        Am J Pharm Educ. 2009; 73 (Accessed November 8, 2011): 98
        • Kuross E.
        • Folta S.
        Involving cultural institutions in the prevention of childhood obesity: the Boston Children's Museum's GoKids Project.
        J Nutr Educ Behav. 2010; 42: 427-429
      1. Littledyke M. Drama and primary science. Paper presented at: British Educational Research Association Annual Meeting, September 13-15, 2001; Leeds, United Kingdom.

        • Rankins J.
        • Kirksey O.
        • Bogan Y.
        • Brown B.
        Impact of a low-intensity pedagogical model for integrating MedlinePlus exercises into middle school nutrition lessons.
        J Med Libr Assoc. 2007; 95: 388-393
        • Rankins J.
        • Weatherspoon L.
        • Cook L.
        • et al.
        Influences of a chronic disease risk reduction curriculum called “live!” on fat and fiber knowledge and attitudes of black and white adolescents.
        J Nutr Educ. 2000; 32: 14-20
        • Teeman D.
        • Reed F.
        • Bielby G.
        • Scott E.
        • Sims D.
        Evaluation of the PhunkyFoods Programme: Final Report.
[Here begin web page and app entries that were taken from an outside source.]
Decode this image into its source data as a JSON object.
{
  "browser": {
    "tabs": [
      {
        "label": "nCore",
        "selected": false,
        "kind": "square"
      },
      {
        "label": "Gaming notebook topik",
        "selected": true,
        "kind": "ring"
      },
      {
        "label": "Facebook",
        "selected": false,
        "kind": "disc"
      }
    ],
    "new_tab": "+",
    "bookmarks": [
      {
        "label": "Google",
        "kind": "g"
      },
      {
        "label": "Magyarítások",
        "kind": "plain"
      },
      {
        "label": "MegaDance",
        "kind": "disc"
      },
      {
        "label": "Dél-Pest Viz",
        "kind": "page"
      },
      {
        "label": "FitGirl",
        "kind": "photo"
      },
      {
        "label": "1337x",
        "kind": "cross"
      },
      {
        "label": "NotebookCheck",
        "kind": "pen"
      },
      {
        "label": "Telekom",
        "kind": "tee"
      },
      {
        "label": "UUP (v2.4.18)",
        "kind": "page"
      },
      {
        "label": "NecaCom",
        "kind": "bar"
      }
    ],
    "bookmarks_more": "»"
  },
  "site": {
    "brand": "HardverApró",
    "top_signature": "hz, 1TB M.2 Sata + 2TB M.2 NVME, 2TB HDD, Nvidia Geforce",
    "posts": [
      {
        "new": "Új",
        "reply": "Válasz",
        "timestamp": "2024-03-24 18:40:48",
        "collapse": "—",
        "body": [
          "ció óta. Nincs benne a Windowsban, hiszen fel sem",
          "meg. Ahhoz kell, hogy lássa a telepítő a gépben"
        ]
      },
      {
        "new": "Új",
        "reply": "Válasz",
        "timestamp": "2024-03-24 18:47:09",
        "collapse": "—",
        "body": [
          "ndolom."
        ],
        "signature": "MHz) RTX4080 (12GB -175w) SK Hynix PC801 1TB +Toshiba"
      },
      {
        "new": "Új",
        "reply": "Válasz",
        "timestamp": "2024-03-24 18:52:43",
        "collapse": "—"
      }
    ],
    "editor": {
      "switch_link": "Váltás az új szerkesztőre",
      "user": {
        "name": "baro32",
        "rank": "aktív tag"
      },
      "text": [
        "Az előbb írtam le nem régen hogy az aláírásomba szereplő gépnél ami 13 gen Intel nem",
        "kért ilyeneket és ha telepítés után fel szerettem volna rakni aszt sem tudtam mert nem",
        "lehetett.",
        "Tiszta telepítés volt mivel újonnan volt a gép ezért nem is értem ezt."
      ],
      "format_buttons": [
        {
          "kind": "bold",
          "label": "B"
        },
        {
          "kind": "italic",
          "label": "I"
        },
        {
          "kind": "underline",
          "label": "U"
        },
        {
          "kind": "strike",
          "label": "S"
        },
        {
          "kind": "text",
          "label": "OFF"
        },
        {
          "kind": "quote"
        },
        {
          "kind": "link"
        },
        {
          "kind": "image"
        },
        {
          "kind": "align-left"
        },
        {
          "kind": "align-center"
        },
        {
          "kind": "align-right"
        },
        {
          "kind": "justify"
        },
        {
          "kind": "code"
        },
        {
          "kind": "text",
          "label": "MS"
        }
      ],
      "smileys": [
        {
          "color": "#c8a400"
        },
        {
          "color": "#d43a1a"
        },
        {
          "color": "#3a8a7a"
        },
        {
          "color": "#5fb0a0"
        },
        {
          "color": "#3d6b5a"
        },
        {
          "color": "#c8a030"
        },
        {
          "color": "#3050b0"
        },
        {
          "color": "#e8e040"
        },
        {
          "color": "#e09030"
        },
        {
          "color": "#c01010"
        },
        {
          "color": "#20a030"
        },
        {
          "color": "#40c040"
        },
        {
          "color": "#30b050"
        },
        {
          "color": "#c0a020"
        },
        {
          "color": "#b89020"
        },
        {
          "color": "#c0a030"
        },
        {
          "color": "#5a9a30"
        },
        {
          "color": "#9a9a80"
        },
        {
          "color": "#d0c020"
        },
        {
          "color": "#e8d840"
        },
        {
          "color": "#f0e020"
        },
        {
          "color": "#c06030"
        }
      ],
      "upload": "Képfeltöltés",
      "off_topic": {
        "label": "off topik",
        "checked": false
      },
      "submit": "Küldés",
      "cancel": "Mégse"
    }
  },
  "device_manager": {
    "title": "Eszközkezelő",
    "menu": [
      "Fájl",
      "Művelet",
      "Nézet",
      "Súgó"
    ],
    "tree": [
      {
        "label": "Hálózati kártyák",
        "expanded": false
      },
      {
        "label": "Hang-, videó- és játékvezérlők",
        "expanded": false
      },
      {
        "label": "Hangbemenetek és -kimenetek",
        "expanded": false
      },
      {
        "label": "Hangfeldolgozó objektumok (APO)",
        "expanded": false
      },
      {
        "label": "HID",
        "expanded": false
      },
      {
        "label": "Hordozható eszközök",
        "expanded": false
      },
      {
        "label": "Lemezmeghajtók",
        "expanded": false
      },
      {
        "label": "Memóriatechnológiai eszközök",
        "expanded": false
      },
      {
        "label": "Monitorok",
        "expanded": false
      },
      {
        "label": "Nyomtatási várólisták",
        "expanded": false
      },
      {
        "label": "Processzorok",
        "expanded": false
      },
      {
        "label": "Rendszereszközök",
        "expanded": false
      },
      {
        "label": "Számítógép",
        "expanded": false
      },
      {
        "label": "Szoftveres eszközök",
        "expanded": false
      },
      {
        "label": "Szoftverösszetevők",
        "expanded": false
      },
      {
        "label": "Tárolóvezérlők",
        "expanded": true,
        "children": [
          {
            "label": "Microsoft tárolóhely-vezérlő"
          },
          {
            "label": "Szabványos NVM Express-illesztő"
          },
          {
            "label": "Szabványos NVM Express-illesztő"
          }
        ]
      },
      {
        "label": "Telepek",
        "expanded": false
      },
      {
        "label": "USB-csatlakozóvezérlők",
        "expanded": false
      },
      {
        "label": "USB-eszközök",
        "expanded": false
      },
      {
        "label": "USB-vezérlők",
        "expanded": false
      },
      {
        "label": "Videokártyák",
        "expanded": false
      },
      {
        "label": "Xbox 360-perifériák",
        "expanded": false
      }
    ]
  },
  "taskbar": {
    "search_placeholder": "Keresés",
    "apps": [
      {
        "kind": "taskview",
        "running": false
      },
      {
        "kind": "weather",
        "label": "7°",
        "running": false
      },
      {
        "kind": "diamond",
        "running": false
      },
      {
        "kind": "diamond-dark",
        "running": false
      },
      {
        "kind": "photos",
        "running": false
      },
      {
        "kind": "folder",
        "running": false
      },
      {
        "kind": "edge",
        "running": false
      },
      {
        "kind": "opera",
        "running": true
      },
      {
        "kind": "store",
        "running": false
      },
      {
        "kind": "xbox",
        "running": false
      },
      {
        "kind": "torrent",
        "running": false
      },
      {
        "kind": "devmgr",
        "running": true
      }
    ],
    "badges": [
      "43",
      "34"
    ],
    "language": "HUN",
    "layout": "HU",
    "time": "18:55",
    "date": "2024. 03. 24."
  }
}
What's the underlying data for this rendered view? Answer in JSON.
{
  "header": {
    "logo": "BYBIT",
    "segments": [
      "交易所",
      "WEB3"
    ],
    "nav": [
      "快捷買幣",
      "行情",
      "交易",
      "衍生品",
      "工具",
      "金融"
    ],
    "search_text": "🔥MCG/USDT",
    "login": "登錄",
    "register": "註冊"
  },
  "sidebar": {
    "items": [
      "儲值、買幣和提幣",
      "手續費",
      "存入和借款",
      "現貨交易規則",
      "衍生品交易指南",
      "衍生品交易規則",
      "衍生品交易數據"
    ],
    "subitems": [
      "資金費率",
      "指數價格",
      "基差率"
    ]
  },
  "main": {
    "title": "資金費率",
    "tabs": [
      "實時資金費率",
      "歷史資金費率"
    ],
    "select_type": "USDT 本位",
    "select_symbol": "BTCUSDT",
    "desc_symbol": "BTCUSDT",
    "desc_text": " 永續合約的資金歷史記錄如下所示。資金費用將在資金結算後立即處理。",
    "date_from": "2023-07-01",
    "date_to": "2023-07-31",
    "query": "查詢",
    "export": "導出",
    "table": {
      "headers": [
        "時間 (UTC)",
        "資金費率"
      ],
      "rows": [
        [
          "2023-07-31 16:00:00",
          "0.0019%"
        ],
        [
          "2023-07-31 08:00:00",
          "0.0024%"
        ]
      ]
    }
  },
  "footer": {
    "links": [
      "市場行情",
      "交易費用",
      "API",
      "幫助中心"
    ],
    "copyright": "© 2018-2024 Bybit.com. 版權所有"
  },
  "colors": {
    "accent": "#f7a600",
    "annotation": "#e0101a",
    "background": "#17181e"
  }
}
National Foundation for Educational Research, Slough, United Kingdom2008
        • Joronen K.
        • Rankin S.H.
        • Astedt-Kurki P.
        School-based drama interventions in health promotion for children and adolescents: systematic review.
        J Adv Nurs. 2008; 63: 116-131
        • Denman S.
        • Pearson J.
        • Moody D.
        • Davis P.
        • Madeley R.
        Theatre in education on HIV and AIDS: a controlled study of schoolchildren's knowledge and attitudes.
        Health Educ J. 1995; 54: 3-17
        • Thrush D.
        • Fife-Schaw C.
        • Breakwell G.M.
        Evaluation of interventions to reduce smoking.
        Swiss J Psychol. 1999; 58: 85-100
      2. Kaiser Permanente's Educational Theatre Program celebrates 25 years [press release]. Published October 11, 2011. Accessed November 11, 2011.

        • Expert Committee
        Assessment of child and adolescent overweight and obesity.
        Pediatrics. 2007; 120: 163-228
        • Essler V.
        • Arthur A.
        • Stickley T.
        Using a school-based intervention to challenge stigmatizing attitudes and promote mental health in teenagers.
        J Ment Health. 2006; 15: 243-250
        • Hillman E.
        • Hovell M.F.
        • Williams L.
        • et al.
        Pregnancy, STDS, and AIDS prevention: evaluation of New Image Teen Theatre.
        AIDS Educ Prev. 1991; 3: 328-340
        • Starkey F.
        • Orme J.
        Evaluation of a primary school drug drama project: methodological issues and key findings.
        Health Educ Res. 2001; 16: 609-622
        • Dalrymple L.
        • Du Toit M.K.
        The evaluation of a drama approach to AIDS education.
        Educ Psychol. 1993; 13: 147-154
        • McEwan R.T.
        • Bhopal R.
        • Patton W.
        Drama on HIV and AIDS: an evaluation of a theatre-in-education programme.
        Health Educ J. 1991; 50: 155-160
        • Portes P.
        • Howell S.
        • Kirby K.
        • Kidwell J.
        Assessing the effect of live theater on adolescents' attitudes toward pregnancy.
        Int J Cogn Educ Mediated Learn. 1993; 3: 122-131